Susan Anderson

Susan Anderson

Guest Teacher

Susan Anderson is the owner and operator of Native Naturals Farm. Her family has lived on and worked the same land since 1826. The farm produces organically grown herbs, nuts and fruits, as well as grass fed beef. Susan comes from a long line of herbalists and healers. She began the study native plant medicine, collecting, growing and preparing, with her grandmother who was a well respected midwife and nurse. She is of both Creek and Cherokee descent, and has learned from traditional healers throughout the southeast. She is a traditional ceremonial person and draws heavily on her cultural roots in her relationship with the growing world. She has worked as a resource planner, journalist, educator and as a natural resource interpretive writer. She has served as executive director for two nonprofits, and consultant on numerous environmental and cultural projects. Her love of the land and respect for the food, fiber and medicinal value of native plants has been a guiding force in her life. She is a traditional fiber artist working primarily with native plant fibers and dyes.
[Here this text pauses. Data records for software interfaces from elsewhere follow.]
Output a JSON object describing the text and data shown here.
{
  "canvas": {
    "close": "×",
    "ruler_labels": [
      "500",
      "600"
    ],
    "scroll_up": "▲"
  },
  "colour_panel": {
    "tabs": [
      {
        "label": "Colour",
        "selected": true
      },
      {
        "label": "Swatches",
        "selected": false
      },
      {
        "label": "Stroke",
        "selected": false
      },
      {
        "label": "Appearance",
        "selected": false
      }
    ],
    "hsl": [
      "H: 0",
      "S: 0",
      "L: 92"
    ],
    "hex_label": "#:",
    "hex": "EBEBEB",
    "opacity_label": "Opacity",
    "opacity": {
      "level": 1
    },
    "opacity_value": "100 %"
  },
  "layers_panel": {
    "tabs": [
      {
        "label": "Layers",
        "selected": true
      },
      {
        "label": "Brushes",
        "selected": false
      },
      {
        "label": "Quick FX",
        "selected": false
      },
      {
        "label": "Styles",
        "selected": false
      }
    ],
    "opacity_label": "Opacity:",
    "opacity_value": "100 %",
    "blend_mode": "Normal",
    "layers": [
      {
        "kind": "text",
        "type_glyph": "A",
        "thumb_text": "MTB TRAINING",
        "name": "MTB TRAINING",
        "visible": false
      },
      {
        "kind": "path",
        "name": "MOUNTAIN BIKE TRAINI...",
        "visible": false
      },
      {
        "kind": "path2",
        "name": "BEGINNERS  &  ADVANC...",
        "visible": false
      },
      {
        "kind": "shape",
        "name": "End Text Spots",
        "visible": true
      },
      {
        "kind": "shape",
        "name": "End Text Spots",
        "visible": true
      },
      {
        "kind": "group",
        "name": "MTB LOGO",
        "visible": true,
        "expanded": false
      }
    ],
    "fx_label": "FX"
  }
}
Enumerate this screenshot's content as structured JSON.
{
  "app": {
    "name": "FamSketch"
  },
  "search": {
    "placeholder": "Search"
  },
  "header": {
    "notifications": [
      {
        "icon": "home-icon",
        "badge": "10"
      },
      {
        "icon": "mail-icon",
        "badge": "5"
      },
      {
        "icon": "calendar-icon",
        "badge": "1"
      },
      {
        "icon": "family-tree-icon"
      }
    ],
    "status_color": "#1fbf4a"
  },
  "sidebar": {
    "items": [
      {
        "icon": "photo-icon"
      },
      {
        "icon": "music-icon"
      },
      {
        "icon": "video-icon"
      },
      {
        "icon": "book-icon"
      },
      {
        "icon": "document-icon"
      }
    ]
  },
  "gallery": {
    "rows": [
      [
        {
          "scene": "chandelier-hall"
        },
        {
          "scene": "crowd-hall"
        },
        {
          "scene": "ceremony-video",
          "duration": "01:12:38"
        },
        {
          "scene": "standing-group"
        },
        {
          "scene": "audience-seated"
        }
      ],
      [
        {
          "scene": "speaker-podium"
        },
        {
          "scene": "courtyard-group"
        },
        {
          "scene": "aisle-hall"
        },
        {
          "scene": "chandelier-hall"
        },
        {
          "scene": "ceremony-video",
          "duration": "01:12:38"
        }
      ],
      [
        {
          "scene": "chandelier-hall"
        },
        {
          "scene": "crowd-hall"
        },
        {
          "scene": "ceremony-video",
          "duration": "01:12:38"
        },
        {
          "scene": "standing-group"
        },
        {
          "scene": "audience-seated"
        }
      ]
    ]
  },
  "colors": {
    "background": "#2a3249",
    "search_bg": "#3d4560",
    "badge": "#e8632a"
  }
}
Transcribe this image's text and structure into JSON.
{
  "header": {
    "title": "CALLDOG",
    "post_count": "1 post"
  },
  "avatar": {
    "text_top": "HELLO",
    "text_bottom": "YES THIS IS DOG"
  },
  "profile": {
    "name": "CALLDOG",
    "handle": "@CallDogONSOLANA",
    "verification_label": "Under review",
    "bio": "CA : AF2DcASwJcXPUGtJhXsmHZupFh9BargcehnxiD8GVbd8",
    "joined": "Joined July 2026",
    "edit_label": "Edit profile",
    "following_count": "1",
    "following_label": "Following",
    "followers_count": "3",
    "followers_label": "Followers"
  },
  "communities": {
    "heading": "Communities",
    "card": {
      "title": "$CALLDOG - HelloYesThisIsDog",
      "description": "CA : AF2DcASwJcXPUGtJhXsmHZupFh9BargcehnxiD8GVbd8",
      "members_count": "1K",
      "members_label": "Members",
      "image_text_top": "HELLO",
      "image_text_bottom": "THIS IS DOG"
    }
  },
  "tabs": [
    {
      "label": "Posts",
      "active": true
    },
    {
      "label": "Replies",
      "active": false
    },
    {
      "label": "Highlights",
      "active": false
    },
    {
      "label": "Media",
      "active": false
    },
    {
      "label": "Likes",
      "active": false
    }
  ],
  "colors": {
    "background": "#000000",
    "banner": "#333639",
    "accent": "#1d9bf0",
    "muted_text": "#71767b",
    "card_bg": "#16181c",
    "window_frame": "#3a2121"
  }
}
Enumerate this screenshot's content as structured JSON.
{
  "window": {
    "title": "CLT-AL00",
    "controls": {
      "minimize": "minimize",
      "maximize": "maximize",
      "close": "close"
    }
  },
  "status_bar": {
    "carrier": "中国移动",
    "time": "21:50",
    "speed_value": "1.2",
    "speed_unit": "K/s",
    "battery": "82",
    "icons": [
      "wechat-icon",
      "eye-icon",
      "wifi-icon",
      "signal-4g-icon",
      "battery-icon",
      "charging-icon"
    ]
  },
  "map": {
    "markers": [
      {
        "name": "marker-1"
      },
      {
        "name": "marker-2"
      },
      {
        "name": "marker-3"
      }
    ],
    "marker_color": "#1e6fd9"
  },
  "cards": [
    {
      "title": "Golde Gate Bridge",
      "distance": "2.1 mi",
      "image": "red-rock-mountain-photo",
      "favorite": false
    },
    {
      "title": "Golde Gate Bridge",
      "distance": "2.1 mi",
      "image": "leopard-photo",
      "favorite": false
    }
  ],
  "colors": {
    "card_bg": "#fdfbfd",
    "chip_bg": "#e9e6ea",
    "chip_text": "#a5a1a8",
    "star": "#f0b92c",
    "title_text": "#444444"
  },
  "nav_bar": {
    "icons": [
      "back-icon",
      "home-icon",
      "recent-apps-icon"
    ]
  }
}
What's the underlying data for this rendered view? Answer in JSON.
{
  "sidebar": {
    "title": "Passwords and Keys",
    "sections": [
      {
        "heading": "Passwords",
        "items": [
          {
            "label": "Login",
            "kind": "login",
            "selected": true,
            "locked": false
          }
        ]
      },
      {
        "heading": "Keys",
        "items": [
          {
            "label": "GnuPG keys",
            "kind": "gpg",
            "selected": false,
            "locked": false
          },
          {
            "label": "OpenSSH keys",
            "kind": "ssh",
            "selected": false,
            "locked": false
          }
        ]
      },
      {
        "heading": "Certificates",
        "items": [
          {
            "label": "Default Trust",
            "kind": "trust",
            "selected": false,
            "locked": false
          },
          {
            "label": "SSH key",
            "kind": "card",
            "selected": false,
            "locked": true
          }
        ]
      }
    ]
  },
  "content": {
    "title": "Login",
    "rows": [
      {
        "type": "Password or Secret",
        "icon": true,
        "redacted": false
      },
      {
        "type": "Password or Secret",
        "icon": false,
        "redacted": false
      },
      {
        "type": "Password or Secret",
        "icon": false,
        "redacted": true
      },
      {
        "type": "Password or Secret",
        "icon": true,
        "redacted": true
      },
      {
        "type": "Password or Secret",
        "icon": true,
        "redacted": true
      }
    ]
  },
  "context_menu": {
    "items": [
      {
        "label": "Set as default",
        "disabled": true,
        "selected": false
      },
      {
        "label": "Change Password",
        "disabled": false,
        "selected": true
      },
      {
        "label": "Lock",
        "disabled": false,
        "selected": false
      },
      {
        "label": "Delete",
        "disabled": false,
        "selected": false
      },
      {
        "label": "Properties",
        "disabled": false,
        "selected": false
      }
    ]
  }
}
She has developed an intimate and comprehensive understanding of her land, its ecosystems and cycles, and how these things relate to the unique “medicine of place”. Her non traditional academic education includes degrees in sociology and religion from Florida State University. Graduate studies in urban and regional planning at FSU, and cultural sustainability at Goucher College in Baltimore MD.

Learn from Susan:

  • Cultivating Resilience - This workshop will take a look at what it takes to develop and maintain physical, mental, spiritual and social wellness through adverse experiences and times of extreme stress. It will be part presentation and part open forum to discuss the challenges and opportunities we are currently facing as individuals, families and as communities. We will look at the roles of plant alliances, the natural world and the social constructs we maintain that either build resilience or inhibit successful high functioning individuals and societies. We will look at what an essential resilience garden looks like, what essential skills and values may be and how we might implement the ideals of those shared values and principles. We will also look at what practices may be needed to facilitate resiliency in our natural world. Come take the journey with me into the realm of infinite possibilities while we revisit the benefits and beauty of ancient wisdom.
  • Bioregional Plants Important in Traditional Medicine - This presentation will open up areas of consideration beyond the pharmacological properties of native plants. We will examine how the spiritual and cultural relationships over many generations play important roles in plant medicine of traditional people of this region. It will allow a glimpse of what kinship with the animals and the growing world can mean to humans and for their place in, as well as their responsibilities to, the rest of the natural world.

Follow Susan at:

  • Native Naturals